■ WORK TO BE COMPLETED: Work through the records below and copy every line that includes "from".

■ PROVIDED DATA:
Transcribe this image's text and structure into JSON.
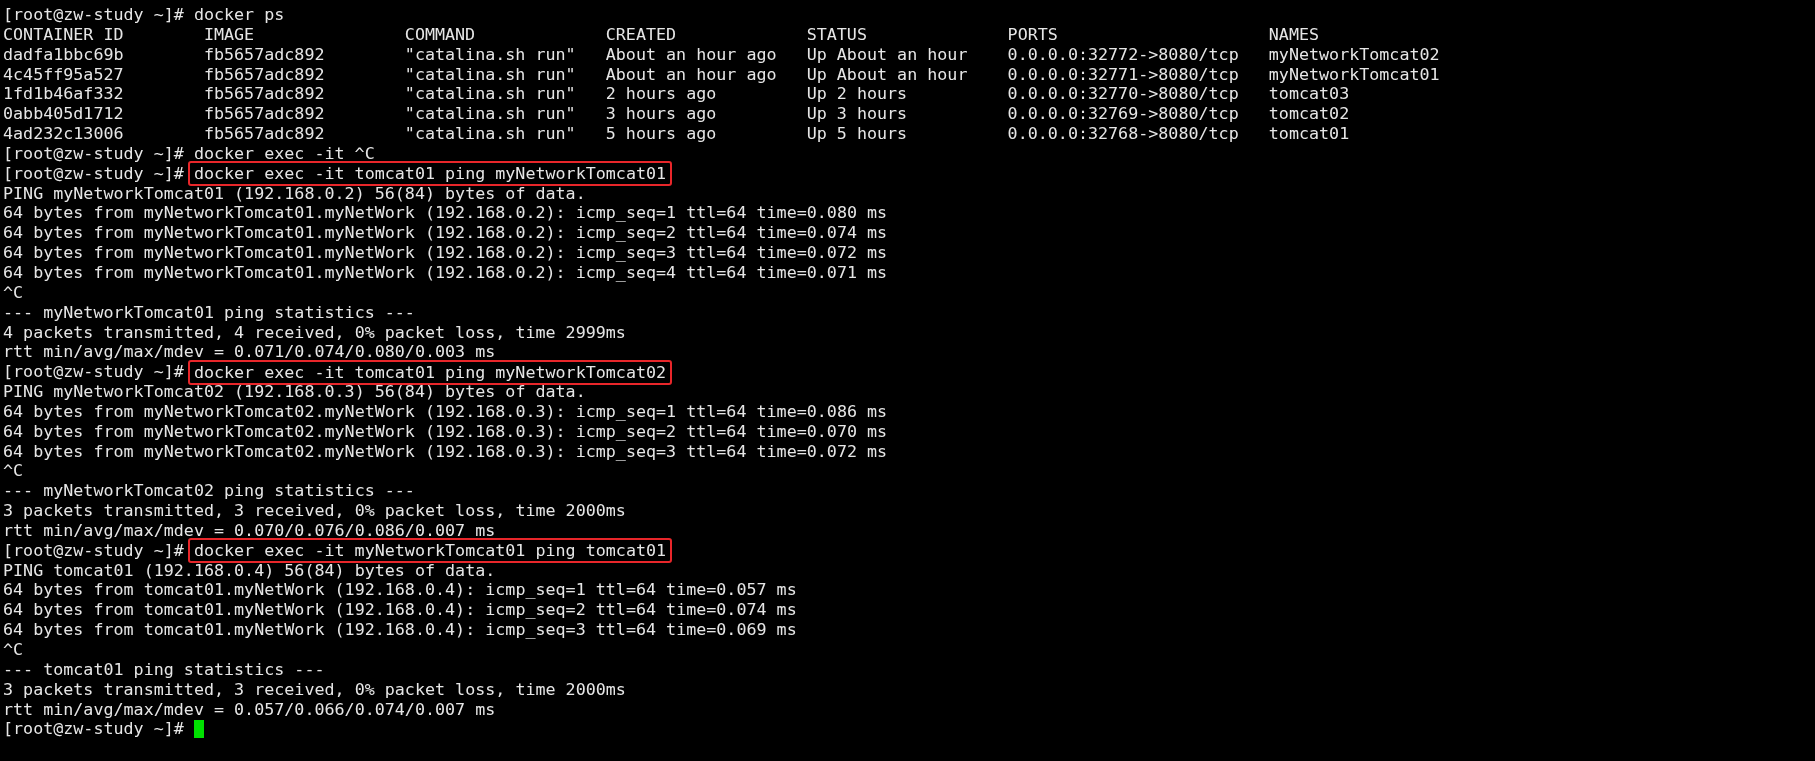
{
  "terminal": {
    "lines": [
      {
        "kind": "prompt",
        "prompt": "[root@zw-study ~]#",
        "command": "docker ps",
        "highlighted": false,
        "cursor": false
      },
      {
        "kind": "table",
        "columns": [
          "CONTAINER ID",
          "IMAGE",
          "COMMAND",
          "CREATED",
          "STATUS",
          "PORTS",
          "NAMES"
        ],
        "rows": [
          [
            "dadfa1bbc69b",
            "fb5657adc892",
            "\"catalina.sh run\"",
            "About an hour ago",
            "Up About an hour",
            "0.0.0.0:32772->8080/tcp",
            "myNetworkTomcat02"
          ],
          [
            "4c45ff95a527",
            "fb5657adc892",
            "\"catalina.sh run\"",
            "About an hour ago",
            "Up About an hour",
            "0.0.0.0:32771->8080/tcp",
            "myNetworkTomcat01"
          ],
          [
            "1fd1b46af332",
            "fb5657adc892",
            "\"catalina.sh run\"",
            "2 hours ago",
            "Up 2 hours",
            "0.0.0.0:32770->8080/tcp",
            "tomcat03"
          ],
          [
            "0abb405d1712",
            "fb5657adc892",
            "\"catalina.sh run\"",
            "3 hours ago",
            "Up 3 hours",
            "0.0.0.0:32769->8080/tcp",
            "tomcat02"
          ],
          [
            "4ad232c13006",
            "fb5657adc892",
            "\"catalina.sh run\"",
            "5 hours ago",
            "Up 5 hours",
            "0.0.0.0:32768->8080/tcp",
            "tomcat01"
          ]
        ]
      },
      {
        "kind": "prompt",
        "prompt": "[root@zw-study ~]#",
        "command": "docker exec -it ^C",
        "highlighted": false,
        "cursor": false
      },
      {
        "kind": "prompt",
        "prompt": "[root@zw-study ~]#",
        "command": "docker exec -it tomcat01 ping myNetworkTomcat01",
        "highlighted": true,
        "cursor": false
      },
      {
        "kind": "output",
        "text": "PING myNetworkTomcat01 (192.168.0.2) 56(84) bytes of data."
      },
      {
        "kind": "output",
        "text": "64 bytes from myNetworkTomcat01.myNetWork (192.168.0.2): icmp_seq=1 ttl=64 time=0.080 ms"
      },
      {
        "kind": "output",
        "text": "64 bytes from myNetworkTomcat01.myNetWork (192.168.0.2): icmp_seq=2 ttl=64 time=0.074 ms"
      },
      {
        "kind": "output",
        "text": "64 bytes from myNetworkTomcat01.myNetWork (192.168.0.2): icmp_seq=3 ttl=64 time=0.072 ms"
      },
      {
        "kind": "output",
        "text": "64 bytes from myNetworkTomcat01.myNetWork (192.168.0.2): icmp_seq=4 ttl=64 time=0.071 ms"
      },
      {
        "kind": "output",
        "text": "^C"
      },
      {
        "kind": "output",
        "text": "--- myNetworkTomcat01 ping statistics ---"
      },
      {
        "kind": "output",
        "text": "4 packets transmitted, 4 received, 0% packet loss, time 2999ms"
      },
      {
        "kind": "output",
        "text": "rtt min/avg/max/mdev = 0.071/0.074/0.080/0.003 ms"
      },
      {
        "kind": "prompt",
        "prompt": "[root@zw-study ~]#",
        "command": "docker exec -it tomcat01 ping myNetworkTomcat02",
        "highlighted": true,
        "cursor": false
      },
      {
        "kind": "output",
        "text": "PING myNetworkTomcat02 (192.168.0.3) 56(84) bytes of data."
      },
      {
        "kind": "output",
        "text": "64 bytes from myNetworkTomcat02.myNetWork (192.168.0.3): icmp_seq=1 ttl=64 time=0.086 ms"
      },
      {
        "kind": "output",
        "text": "64 bytes from myNetworkTomcat02.myNetWork (192.168.0.3): icmp_seq=2 ttl=64 time=0.070 ms"
      },
      {
        "kind": "output",
        "text": "64 bytes from myNetworkTomcat02.myNetWork (192.168.0.3): icmp_seq=3 ttl=64 time=0.072 ms"
      },
      {
        "kind": "output",
        "text": "^C"
      },
      {
        "kind": "output",
        "text": "--- myNetworkTomcat02 ping statistics ---"
      },
      {
        "kind": "output",
        "text": "3 packets transmitted, 3 received, 0% packet loss, time 2000ms"
      },
      {
        "kind": "output",
        "text": "rtt min/avg/max/mdev = 0.070/0.076/0.086/0.007 ms"
      },
      {
        "kind": "prompt",
        "prompt": "[root@zw-study ~]#",
        "command": "docker exec -it myNetworkTomcat01 ping tomcat01",
        "highlighted": true,
        "cursor": false
      },
      {
        "kind": "output",
        "text": "PING tomcat01 (192.168.0.4) 56(84) bytes of data."
      },
      {
        "kind": "output",
        "text": "64 bytes from tomcat01.myNetWork (192.168.0.4): icmp_seq=1 ttl=64 time=0.057 ms"
      },
      {
        "kind": "output",
        "text": "64 bytes from tomcat01.myNetWork (192.168.0.4): icmp_seq=2 ttl=64 time=0.074 ms"
      },
      {
        "kind": "output",
        "text": "64 bytes from tomcat01.myNetWork (192.168.0.4): icmp_seq=3 ttl=64 time=0.069 ms"
      },
      {
        "kind": "output",
        "text": "^C"
      },
      {
        "kind": "output",
        "text": "--- tomcat01 ping statistics ---"
      },
      {
        "kind": "output",
        "text": "3 packets transmitted, 3 received, 0% packet loss, time 2000ms"
      },
      {
        "kind": "output",
        "text": "rtt min/avg/max/mdev = 0.057/0.066/0.074/0.007 ms"
      },
      {
        "kind": "prompt",
        "prompt": "[root@zw-study ~]#",
        "cursor": true
      }
    ]
  }
}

■ RESPONSE TO THE EXERCISE:
        "text": "64 bytes from myNetworkTomcat01.myNetWork (192.168.0.2): icmp_seq=1 ttl=64 time=0.080 ms"
        "text": "64 bytes from myNetworkTomcat01.myNetWork (192.168.0.2): icmp_seq=2 ttl=64 time=0.074 ms"
        "text": "64 bytes from myNetworkTomcat01.myNetWork (192.168.0.2): icmp_seq=3 ttl=64 time=0.072 ms"
        "text": "64 bytes from myNetworkTomcat01.myNetWork (192.168.0.2): icmp_seq=4 ttl=64 time=0.071 ms"
        "text": "64 bytes from myNetworkTomcat02.myNetWork (192.168.0.3): icmp_seq=1 ttl=64 time=0.086 ms"
        "text": "64 bytes from myNetworkTomcat02.myNetWork (192.168.0.3): icmp_seq=2 ttl=64 time=0.070 ms"
        "text": "64 bytes from myNetworkTomcat02.myNetWork (192.168.0.3): icmp_seq=3 ttl=64 time=0.072 ms"
        "text": "64 bytes from tomcat01.myNetWork (192.168.0.4): icmp_seq=1 ttl=64 time=0.057 ms"
        "text": "64 bytes from tomcat01.myNetWork (192.168.0.4): icmp_seq=2 ttl=64 time=0.074 ms"
        "text": "64 bytes from tomcat01.myNetWork (192.168.0.4): icmp_seq=3 ttl=64 time=0.069 ms"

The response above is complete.